CHARLOTTE – D.J. Foster began making his case to stick on the Patriots’ 53-man roster Friday night against the Panthers.

An undrafted pass-catching back from Arizona State who’d missed almost all of training camp with an unknown injury was pretty persuasive. He caught three passes for 33 yards, showing nice burst, carried twice for 9 and returned a punt for 16. He saw his action late in the third with fellow rookie Jacoby Brissett in at quarterback.

Foster punctuated his first reception – an 11-yard screen that Brissett (9-for-9 for 85 yards and a touchdown) – by lowering his shoulder and delivering a blow that Foster said he wanted to “get that adrenaline going.”

“It felt great,” said Foster. “It had been a long time. I was telling some guys, that was the first time I’d gotten hit since college. It felt good to get back out there. The coaches gave me a chance to get out there and show what I could do.”

James White will be the Patriots sub-back (or third down back or pass-catching back or whatever you want to call him) until Dion Lewis returns from his knee malady. But Foster showed the acceleration and quickness that made him such a productive player for the Sun Devils. With 222 receptions for 2,458 yards and another 2,355 on the ground, Foster would fit nicely in an offense like the Patriots that uses the short and intermediate passing game so well.  

He hasn’t had much chance to make a case to stick and the Patriots – with White, LeGarrette Blount, Tyler Gaffney, Brandon Bolden and Joey Iosefa all in the mix – may have to take their chances with releasing Foster and hoping he goes unclaimed so New England can bring him back for their practice squad. It’s a risk, but other teams are encountering the same issues at cutdown time. Do they pluck a player they passed on in the draft and put him on their roster ahead of players they’ve been working with since the spring?

Bill Belichick wasn’t effusive in his praise for Foster but did indicate it was a good opportunity to at least see him in game action.

“We played a couple of guys that haven’t gotten much playing time so we got a chance to look at them,” he explained. “D.J. is one of those so we wanted to give him a few opportunities to handle the ball because he hasn’t done it this year. I thought he did some good things. There are a couple of things that he could do a little better but we’ll look at the film and see how it goes. He did a couple of things with his chances out there.”

To make the most of those chances, Foster said he avoided getting too hyped before getting on the field.  
 
“Just keeping my calm and hearing the playcall and just doing the mechanics and all the fundamentals of being in the backfield (was the focus),” said Foster. "Coach Ivan (Fears, running backs coach) did a great job of keeping me mellow. I felt healthy, I felt really good. I got some punt returns, some kick returns, some special teams. I was seeking contact to get that adrenaline going.

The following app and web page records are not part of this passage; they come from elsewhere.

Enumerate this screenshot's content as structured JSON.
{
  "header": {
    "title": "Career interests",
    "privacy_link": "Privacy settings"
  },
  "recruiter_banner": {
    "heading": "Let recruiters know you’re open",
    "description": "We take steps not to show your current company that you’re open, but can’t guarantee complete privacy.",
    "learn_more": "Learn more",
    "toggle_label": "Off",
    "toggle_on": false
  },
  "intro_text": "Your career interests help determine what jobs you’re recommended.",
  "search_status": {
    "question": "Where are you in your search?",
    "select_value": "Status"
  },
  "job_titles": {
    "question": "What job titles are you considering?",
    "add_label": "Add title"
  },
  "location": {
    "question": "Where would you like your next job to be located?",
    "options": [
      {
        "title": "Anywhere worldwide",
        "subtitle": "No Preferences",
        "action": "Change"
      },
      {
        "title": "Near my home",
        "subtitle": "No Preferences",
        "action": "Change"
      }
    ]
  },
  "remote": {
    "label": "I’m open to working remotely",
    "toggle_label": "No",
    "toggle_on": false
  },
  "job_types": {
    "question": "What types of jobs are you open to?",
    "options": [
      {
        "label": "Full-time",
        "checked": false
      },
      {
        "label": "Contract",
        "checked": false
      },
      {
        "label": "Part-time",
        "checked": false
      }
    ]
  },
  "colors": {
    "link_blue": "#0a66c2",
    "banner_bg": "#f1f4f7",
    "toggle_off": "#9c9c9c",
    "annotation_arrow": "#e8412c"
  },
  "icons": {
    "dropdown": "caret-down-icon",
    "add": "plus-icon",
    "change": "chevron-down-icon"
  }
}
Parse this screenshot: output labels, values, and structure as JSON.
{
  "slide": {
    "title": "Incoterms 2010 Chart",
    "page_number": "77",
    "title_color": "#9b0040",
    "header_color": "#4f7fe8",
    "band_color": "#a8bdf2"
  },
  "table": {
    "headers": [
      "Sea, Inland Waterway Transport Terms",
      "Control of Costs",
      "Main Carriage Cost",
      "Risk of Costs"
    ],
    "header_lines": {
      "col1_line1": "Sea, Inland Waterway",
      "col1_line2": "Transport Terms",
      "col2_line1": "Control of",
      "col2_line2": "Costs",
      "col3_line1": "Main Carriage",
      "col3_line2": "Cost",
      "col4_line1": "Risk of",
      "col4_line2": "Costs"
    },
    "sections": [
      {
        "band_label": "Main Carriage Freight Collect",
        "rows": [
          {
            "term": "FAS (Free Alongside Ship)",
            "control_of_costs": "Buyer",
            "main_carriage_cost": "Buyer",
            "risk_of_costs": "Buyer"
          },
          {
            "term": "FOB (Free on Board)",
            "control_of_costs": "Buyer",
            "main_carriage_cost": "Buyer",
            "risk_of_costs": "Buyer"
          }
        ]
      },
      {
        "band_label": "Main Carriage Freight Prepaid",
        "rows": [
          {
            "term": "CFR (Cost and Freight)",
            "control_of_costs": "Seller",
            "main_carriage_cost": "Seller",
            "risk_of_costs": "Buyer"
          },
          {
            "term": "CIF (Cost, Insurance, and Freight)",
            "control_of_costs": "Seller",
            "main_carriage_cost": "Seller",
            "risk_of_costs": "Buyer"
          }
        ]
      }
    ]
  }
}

“It’s a long process,” he acknowledged. “Talking to the veteran guys, they said it’s a long process. I knew battling my injury and come back healthy, I came back strong and I felt ready.”

We’ll see if it’s enough to carve out a niche on the roster. The cutdown to 75 players comes Tuesday.